### Work to complete
Could you give the data that follows again exactly, without its pictures?

Excerpts from an interface dataset
☆ ☆ ☆ ☆ ☆
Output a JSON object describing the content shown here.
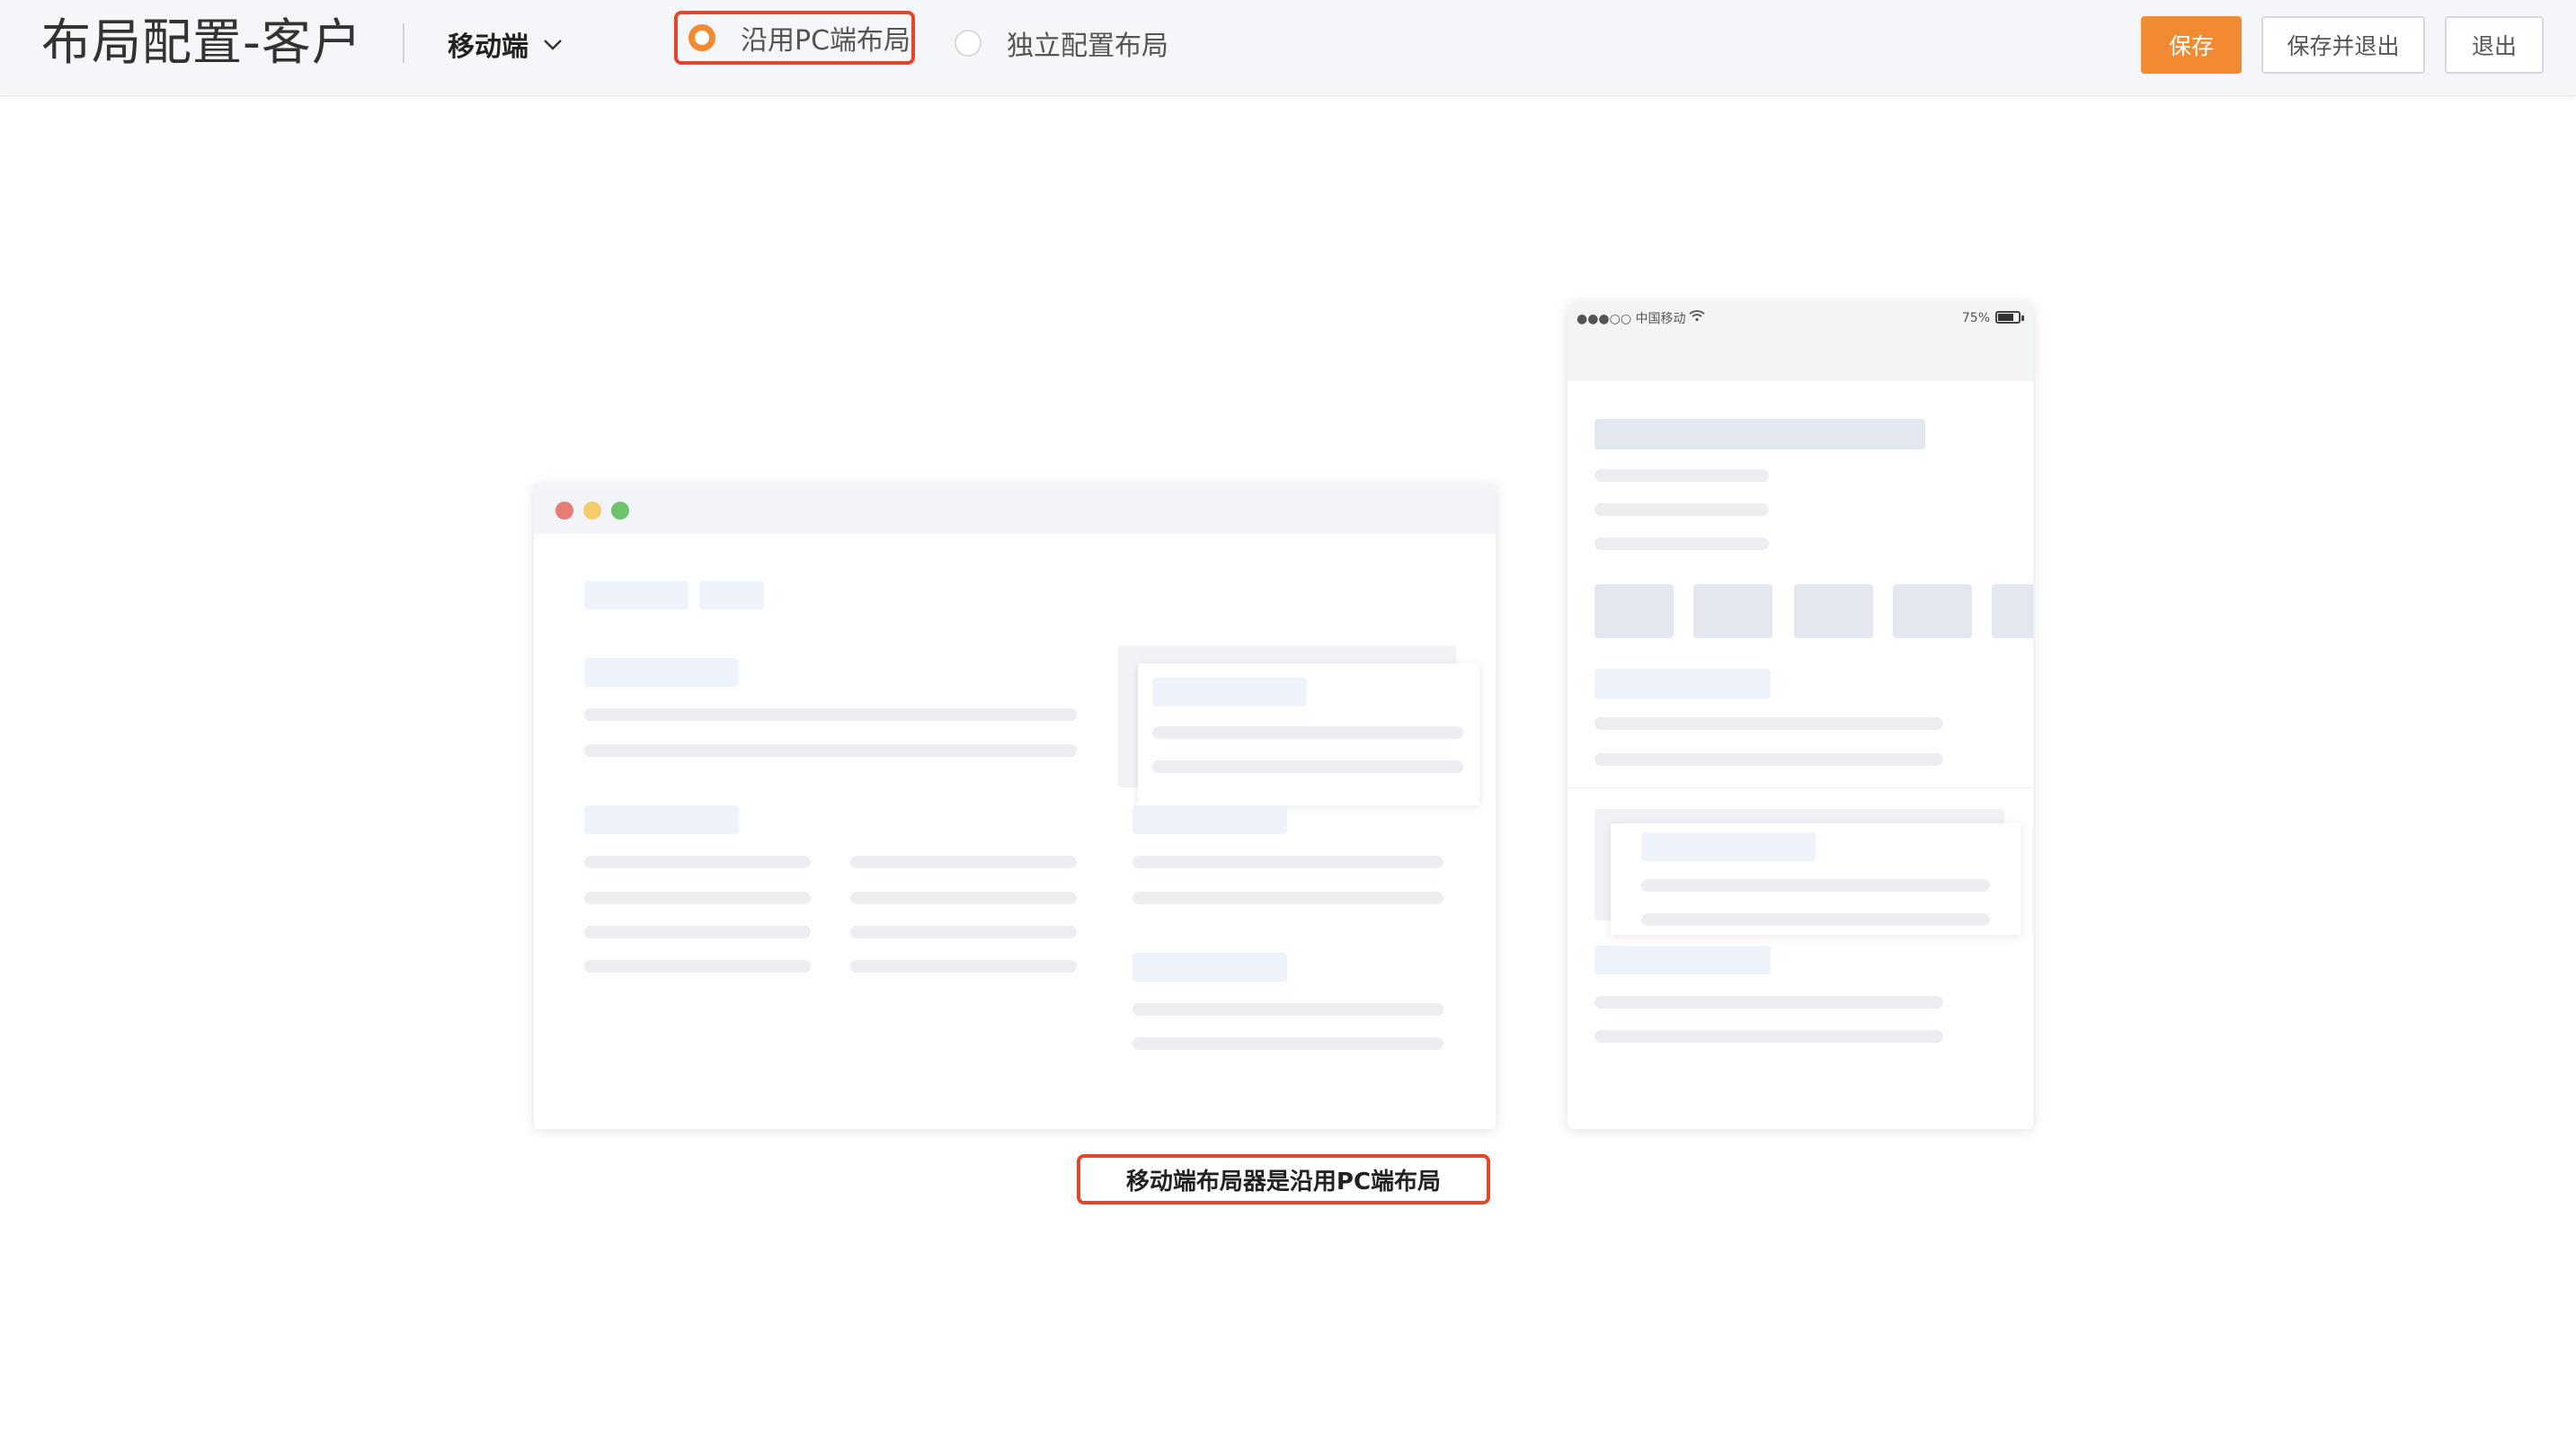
{
  "header": {
    "title": "布局配置-客户",
    "device_select": {
      "label": "移动端",
      "icon": "chevron-down-icon"
    },
    "layout_options": [
      {
        "label": "沿用PC端布局",
        "checked": true
      },
      {
        "label": "独立配置布局",
        "checked": false
      }
    ],
    "buttons": {
      "save": "保存",
      "save_exit": "保存并退出",
      "exit": "退出"
    }
  },
  "phone_preview": {
    "carrier": "●●●○○ 中国移动",
    "battery": "75%",
    "battery_level": 0.75
  },
  "caption": "移动端布局器是沿用PC端布局",
  "colors": {
    "accent": "#f08a33",
    "highlight_border": "#e0472b",
    "window_dots": [
      "#e67c73",
      "#f4cc6a",
      "#6cc46a"
    ]
  }
}
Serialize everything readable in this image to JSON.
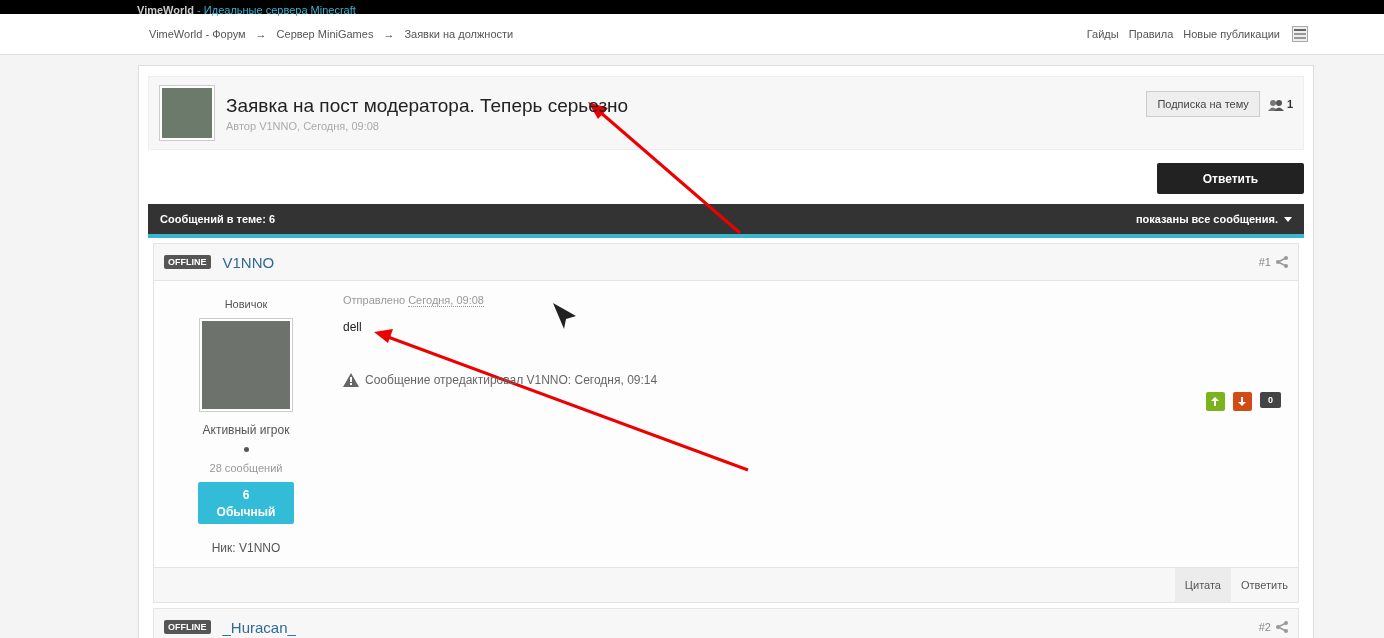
{
  "site_bar": {
    "brand": "VimeWorld",
    "tagline": " - Идеальные сервера Minecraft"
  },
  "breadcrumbs": [
    "VimeWorld - Форум",
    "Сервер MiniGames",
    "Заявки на должности"
  ],
  "breadcrumb_separator": "→",
  "top_links": [
    "Гайды",
    "Правила",
    "Новые публикации"
  ],
  "topic": {
    "title": "Заявка на пост модератора. Теперь серьезно",
    "meta": "Автор V1NNO, Сегодня, 09:08",
    "subscribe": "Подписка на тему",
    "followers": "1"
  },
  "reply_button": "Ответить",
  "posts_bar": {
    "count": "Сообщений в теме: 6",
    "filter": "показаны все сообщения."
  },
  "posts": [
    {
      "status": "OFFLINE",
      "author": "V1NNO",
      "number": "#1",
      "rank": "Новичок",
      "group": "Активный игрок",
      "post_count": "28 сообщений",
      "level": "6",
      "level_name": "Обычный",
      "nick": "Ник: V1NNO",
      "sent_label": "Отправлено",
      "sent_time": "Сегодня, 09:08",
      "body": "dell",
      "edited": "Сообщение отредактировал V1NNO: Сегодня, 09:14",
      "votes": "0",
      "actions": [
        "Цитата",
        "Ответить"
      ]
    },
    {
      "status": "OFFLINE",
      "author": "_Huracan_",
      "number": "#2"
    }
  ]
}
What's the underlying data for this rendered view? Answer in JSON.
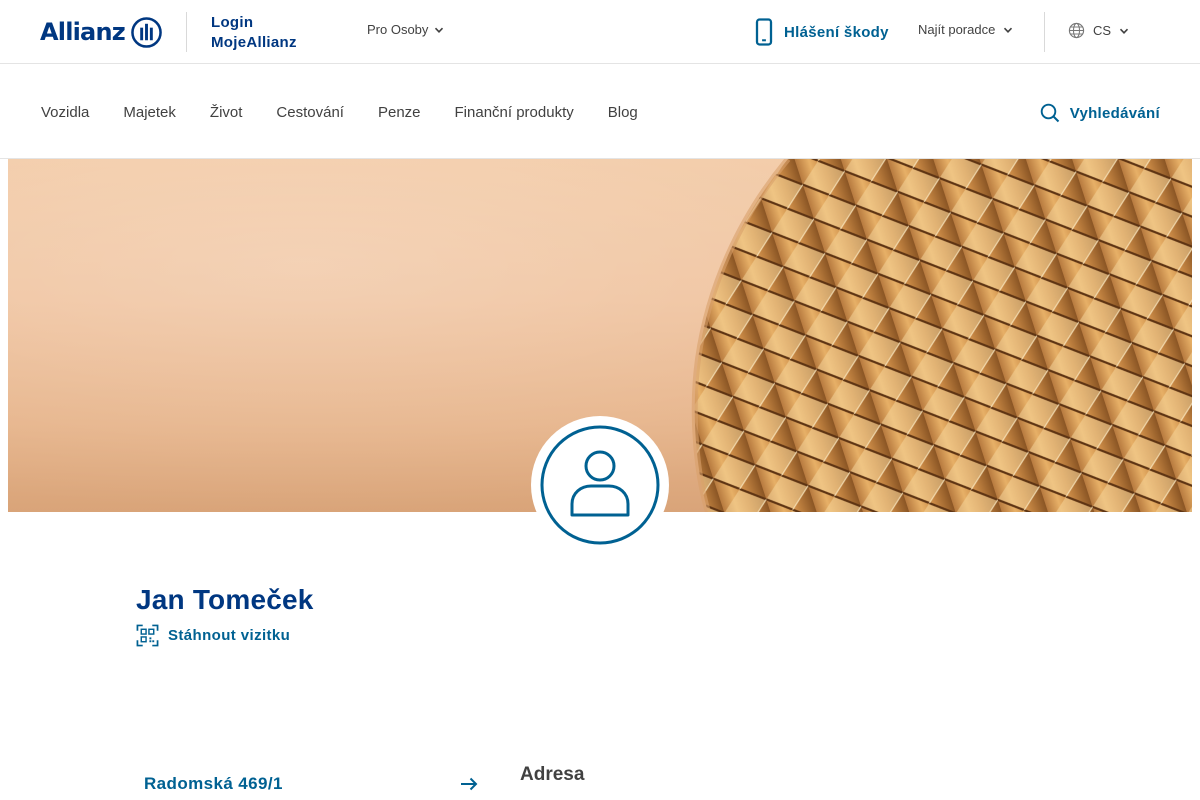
{
  "header": {
    "logo_text": "Allianz",
    "login_line1": "Login",
    "login_line2": "MojeAllianz",
    "segment_label": "Pro Osoby",
    "claim_label": "Hlášení škody",
    "find_advisor_label": "Najít poradce",
    "language_label": "CS"
  },
  "nav": {
    "items": [
      "Vozidla",
      "Majetek",
      "Život",
      "Cestování",
      "Penze",
      "Finanční produkty",
      "Blog"
    ],
    "search_label": "Vyhledávání"
  },
  "profile": {
    "name": "Jan Tomeček",
    "vcard_label": "Stáhnout vizitku"
  },
  "address": {
    "link_text": "Radomská 469/1",
    "heading": "Adresa"
  },
  "colors": {
    "brand": "#003781",
    "link": "#006192",
    "text": "#414141"
  }
}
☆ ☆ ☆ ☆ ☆
### Task solution
Output a JSON object describing the content shown here.
{
  "header": {
    "title": "布局配置-客户",
    "device_select": {
      "label": "移动端",
      "icon": "chevron-down-icon"
    },
    "layout_options": [
      {
        "label": "沿用PC端布局",
        "checked": true
      },
      {
        "label": "独立配置布局",
        "checked": false
      }
    ],
    "buttons": {
      "save": "保存",
      "save_exit": "保存并退出",
      "exit": "退出"
    }
  },
  "phone_preview": {
    "carrier": "●●●○○ 中国移动",
    "battery": "75%",
    "battery_level": 0.75
  },
  "caption": "移动端布局器是沿用PC端布局",
  "colors": {
    "accent": "#f08a33",
    "highlight_border": "#e0472b",
    "window_dots": [
      "#e67c73",
      "#f4cc6a",
      "#6cc46a"
    ]
  }
}
Serialize everything readable in this image to JSON.
{
  "site_bar": {
    "brand": "VimeWorld",
    "tagline": " - Идеальные сервера Minecraft"
  },
  "breadcrumbs": [
    "VimeWorld - Форум",
    "Сервер MiniGames",
    "Заявки на должности"
  ],
  "breadcrumb_separator": "→",
  "top_links": [
    "Гайды",
    "Правила",
    "Новые публикации"
  ],
  "topic": {
    "title": "Заявка на пост модератора. Теперь серьезно",
    "meta": "Автор V1NNO, Сегодня, 09:08",
    "subscribe": "Подписка на тему",
    "followers": "1"
  },
  "reply_button": "Ответить",
  "posts_bar": {
    "count": "Сообщений в теме: 6",
    "filter": "показаны все сообщения."
  },
  "posts": [
    {
      "status": "OFFLINE",
      "author": "V1NNO",
      "number": "#1",
      "rank": "Новичок",
      "group": "Активный игрок",
      "post_count": "28 сообщений",
      "level": "6",
      "level_name": "Обычный",
      "nick": "Ник: V1NNO",
      "sent_label": "Отправлено",
      "sent_time": "Сегодня, 09:08",
      "body": "dell",
      "edited": "Сообщение отредактировал V1NNO: Сегодня, 09:14",
      "votes": "0",
      "actions": [
        "Цитата",
        "Ответить"
      ]
    },
    {
      "status": "OFFLINE",
      "author": "_Huracan_",
      "number": "#2"
    }
  ]
}
What's the underlying data for this rendered view? Answer in JSON.
{
  "header": {
    "logo_text": "Allianz",
    "login_line1": "Login",
    "login_line2": "MojeAllianz",
    "segment_label": "Pro Osoby",
    "claim_label": "Hlášení škody",
    "find_advisor_label": "Najít poradce",
    "language_label": "CS"
  },
  "nav": {
    "items": [
      "Vozidla",
      "Majetek",
      "Život",
      "Cestování",
      "Penze",
      "Finanční produkty",
      "Blog"
    ],
    "search_label": "Vyhledávání"
  },
  "profile": {
    "name": "Jan Tomeček",
    "vcard_label": "Stáhnout vizitku"
  },
  "address": {
    "link_text": "Radomská 469/1",
    "heading": "Adresa"
  },
  "colors": {
    "brand": "#003781",
    "link": "#006192",
    "text": "#414141"
  }
}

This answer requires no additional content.